◆ **What the task requires**: When you reproduce the entries below, keep each one exact and drop any pictures.

◆ **Exercise material**:
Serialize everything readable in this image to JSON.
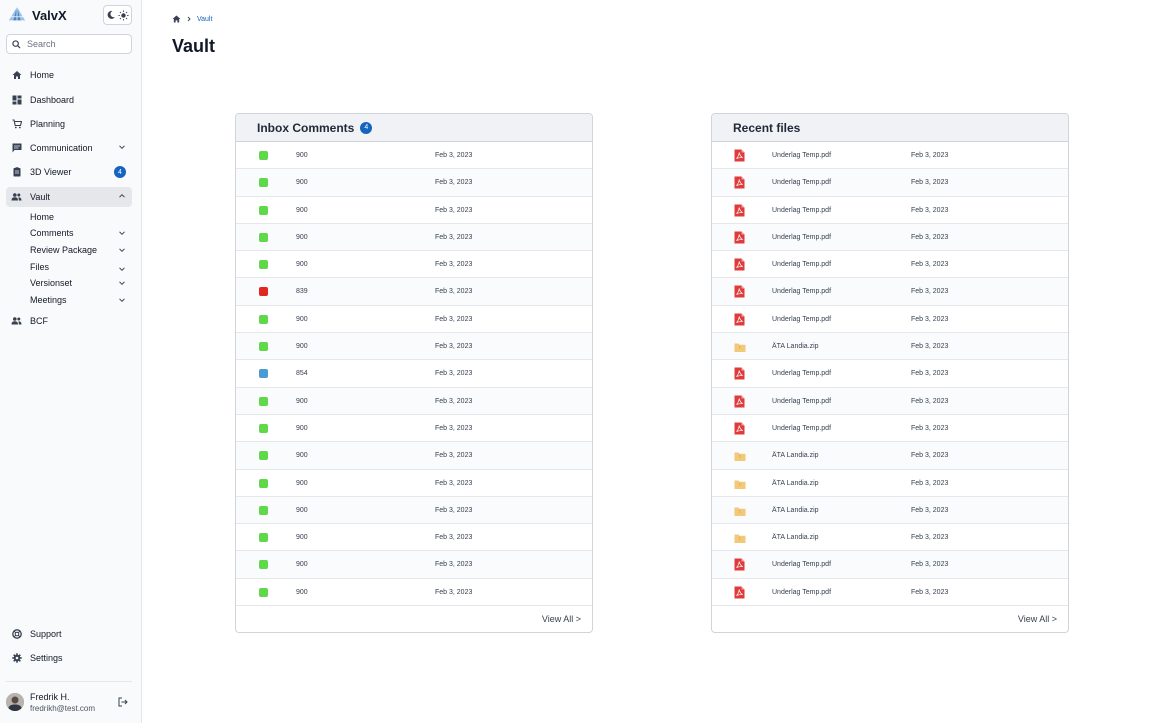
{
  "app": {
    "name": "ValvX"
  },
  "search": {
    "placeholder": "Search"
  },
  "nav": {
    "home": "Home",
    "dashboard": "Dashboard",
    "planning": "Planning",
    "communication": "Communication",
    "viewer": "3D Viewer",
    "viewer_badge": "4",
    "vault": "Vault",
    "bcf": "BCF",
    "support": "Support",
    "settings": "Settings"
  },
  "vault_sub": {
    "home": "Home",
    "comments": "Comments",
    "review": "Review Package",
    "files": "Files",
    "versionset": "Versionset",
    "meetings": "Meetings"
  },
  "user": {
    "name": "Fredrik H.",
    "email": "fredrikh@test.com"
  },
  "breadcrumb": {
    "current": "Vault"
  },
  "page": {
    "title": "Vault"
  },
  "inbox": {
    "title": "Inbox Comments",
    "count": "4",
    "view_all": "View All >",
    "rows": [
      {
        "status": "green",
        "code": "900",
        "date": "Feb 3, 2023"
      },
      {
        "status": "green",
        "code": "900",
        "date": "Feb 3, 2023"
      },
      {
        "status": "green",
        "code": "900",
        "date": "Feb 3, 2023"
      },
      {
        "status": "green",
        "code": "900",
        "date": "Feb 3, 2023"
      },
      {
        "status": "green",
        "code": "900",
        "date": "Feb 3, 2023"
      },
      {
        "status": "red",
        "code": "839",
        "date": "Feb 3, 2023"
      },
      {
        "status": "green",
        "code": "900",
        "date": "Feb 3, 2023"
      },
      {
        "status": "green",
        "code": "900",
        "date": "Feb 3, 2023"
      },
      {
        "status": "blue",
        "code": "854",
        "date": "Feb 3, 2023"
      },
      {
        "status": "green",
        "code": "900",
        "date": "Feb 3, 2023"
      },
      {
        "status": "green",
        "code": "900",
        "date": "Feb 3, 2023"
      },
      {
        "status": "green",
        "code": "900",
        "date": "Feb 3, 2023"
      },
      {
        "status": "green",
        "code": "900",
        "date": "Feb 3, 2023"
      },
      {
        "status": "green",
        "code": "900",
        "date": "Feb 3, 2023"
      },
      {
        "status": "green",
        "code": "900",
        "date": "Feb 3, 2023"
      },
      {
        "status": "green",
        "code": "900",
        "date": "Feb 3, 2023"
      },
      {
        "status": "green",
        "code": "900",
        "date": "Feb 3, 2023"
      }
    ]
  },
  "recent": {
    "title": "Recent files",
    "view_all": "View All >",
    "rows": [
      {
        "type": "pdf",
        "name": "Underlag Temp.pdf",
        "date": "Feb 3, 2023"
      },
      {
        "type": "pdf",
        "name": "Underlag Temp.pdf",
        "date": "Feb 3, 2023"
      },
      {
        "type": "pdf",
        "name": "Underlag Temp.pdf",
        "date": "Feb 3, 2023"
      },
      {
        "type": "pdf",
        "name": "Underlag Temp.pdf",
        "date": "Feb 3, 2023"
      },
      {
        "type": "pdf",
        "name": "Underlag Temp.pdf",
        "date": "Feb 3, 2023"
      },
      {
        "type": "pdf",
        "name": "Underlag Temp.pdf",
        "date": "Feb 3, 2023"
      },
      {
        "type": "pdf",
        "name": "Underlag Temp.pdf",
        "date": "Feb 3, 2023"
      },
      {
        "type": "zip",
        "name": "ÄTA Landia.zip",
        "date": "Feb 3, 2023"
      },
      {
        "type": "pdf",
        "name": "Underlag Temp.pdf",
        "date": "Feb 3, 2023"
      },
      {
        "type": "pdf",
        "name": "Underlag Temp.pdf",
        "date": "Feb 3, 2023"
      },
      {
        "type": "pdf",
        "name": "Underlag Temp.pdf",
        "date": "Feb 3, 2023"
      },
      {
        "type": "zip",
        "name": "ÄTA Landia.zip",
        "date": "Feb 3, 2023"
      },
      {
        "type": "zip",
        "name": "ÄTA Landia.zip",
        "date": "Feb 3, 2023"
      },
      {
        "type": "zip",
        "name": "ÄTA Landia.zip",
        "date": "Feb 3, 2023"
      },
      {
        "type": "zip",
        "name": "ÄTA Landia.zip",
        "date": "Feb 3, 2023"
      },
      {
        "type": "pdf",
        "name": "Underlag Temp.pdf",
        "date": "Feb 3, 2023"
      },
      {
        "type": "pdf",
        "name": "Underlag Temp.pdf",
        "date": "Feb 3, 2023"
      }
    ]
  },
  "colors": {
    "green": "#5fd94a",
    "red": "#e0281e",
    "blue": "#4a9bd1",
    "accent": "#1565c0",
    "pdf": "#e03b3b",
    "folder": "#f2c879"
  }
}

◆ **Worked solution**:
Serialize everything readable in this image to JSON.
{
  "app": {
    "name": "ValvX"
  },
  "search": {
    "placeholder": "Search"
  },
  "nav": {
    "home": "Home",
    "dashboard": "Dashboard",
    "planning": "Planning",
    "communication": "Communication",
    "viewer": "3D Viewer",
    "viewer_badge": "4",
    "vault": "Vault",
    "bcf": "BCF",
    "support": "Support",
    "settings": "Settings"
  },
  "vault_sub": {
    "home": "Home",
    "comments": "Comments",
    "review": "Review Package",
    "files": "Files",
    "versionset": "Versionset",
    "meetings": "Meetings"
  },
  "user": {
    "name": "Fredrik H.",
    "email": "fredrikh@test.com"
  },
  "breadcrumb": {
    "current": "Vault"
  },
  "page": {
    "title": "Vault"
  },
  "inbox": {
    "title": "Inbox Comments",
    "count": "4",
    "view_all": "View All >",
    "rows": [
      {
        "status": "green",
        "code": "900",
        "date": "Feb 3, 2023"
      },
      {
        "status": "green",
        "code": "900",
        "date": "Feb 3, 2023"
      },
      {
        "status": "green",
        "code": "900",
        "date": "Feb 3, 2023"
      },
      {
        "status": "green",
        "code": "900",
        "date": "Feb 3, 2023"
      },
      {
        "status": "green",
        "code": "900",
        "date": "Feb 3, 2023"
      },
      {
        "status": "red",
        "code": "839",
        "date": "Feb 3, 2023"
      },
      {
        "status": "green",
        "code": "900",
        "date": "Feb 3, 2023"
      },
      {
        "status": "green",
        "code": "900",
        "date": "Feb 3, 2023"
      },
      {
        "status": "blue",
        "code": "854",
        "date": "Feb 3, 2023"
      },
      {
        "status": "green",
        "code": "900",
        "date": "Feb 3, 2023"
      },
      {
        "status": "green",
        "code": "900",
        "date": "Feb 3, 2023"
      },
      {
        "status": "green",
        "code": "900",
        "date": "Feb 3, 2023"
      },
      {
        "status": "green",
        "code": "900",
        "date": "Feb 3, 2023"
      },
      {
        "status": "green",
        "code": "900",
        "date": "Feb 3, 2023"
      },
      {
        "status": "green",
        "code": "900",
        "date": "Feb 3, 2023"
      },
      {
        "status": "green",
        "code": "900",
        "date": "Feb 3, 2023"
      },
      {
        "status": "green",
        "code": "900",
        "date": "Feb 3, 2023"
      }
    ]
  },
  "recent": {
    "title": "Recent files",
    "view_all": "View All >",
    "rows": [
      {
        "type": "pdf",
        "name": "Underlag Temp.pdf",
        "date": "Feb 3, 2023"
      },
      {
        "type": "pdf",
        "name": "Underlag Temp.pdf",
        "date": "Feb 3, 2023"
      },
      {
        "type": "pdf",
        "name": "Underlag Temp.pdf",
        "date": "Feb 3, 2023"
      },
      {
        "type": "pdf",
        "name": "Underlag Temp.pdf",
        "date": "Feb 3, 2023"
      },
      {
        "type": "pdf",
        "name": "Underlag Temp.pdf",
        "date": "Feb 3, 2023"
      },
      {
        "type": "pdf",
        "name": "Underlag Temp.pdf",
        "date": "Feb 3, 2023"
      },
      {
        "type": "pdf",
        "name": "Underlag Temp.pdf",
        "date": "Feb 3, 2023"
      },
      {
        "type": "zip",
        "name": "ÄTA Landia.zip",
        "date": "Feb 3, 2023"
      },
      {
        "type": "pdf",
        "name": "Underlag Temp.pdf",
        "date": "Feb 3, 2023"
      },
      {
        "type": "pdf",
        "name": "Underlag Temp.pdf",
        "date": "Feb 3, 2023"
      },
      {
        "type": "pdf",
        "name": "Underlag Temp.pdf",
        "date": "Feb 3, 2023"
      },
      {
        "type": "zip",
        "name": "ÄTA Landia.zip",
        "date": "Feb 3, 2023"
      },
      {
        "type": "zip",
        "name": "ÄTA Landia.zip",
        "date": "Feb 3, 2023"
      },
      {
        "type": "zip",
        "name": "ÄTA Landia.zip",
        "date": "Feb 3, 2023"
      },
      {
        "type": "zip",
        "name": "ÄTA Landia.zip",
        "date": "Feb 3, 2023"
      },
      {
        "type": "pdf",
        "name": "Underlag Temp.pdf",
        "date": "Feb 3, 2023"
      },
      {
        "type": "pdf",
        "name": "Underlag Temp.pdf",
        "date": "Feb 3, 2023"
      }
    ]
  },
  "colors": {
    "green": "#5fd94a",
    "red": "#e0281e",
    "blue": "#4a9bd1",
    "accent": "#1565c0",
    "pdf": "#e03b3b",
    "folder": "#f2c879"
  }
}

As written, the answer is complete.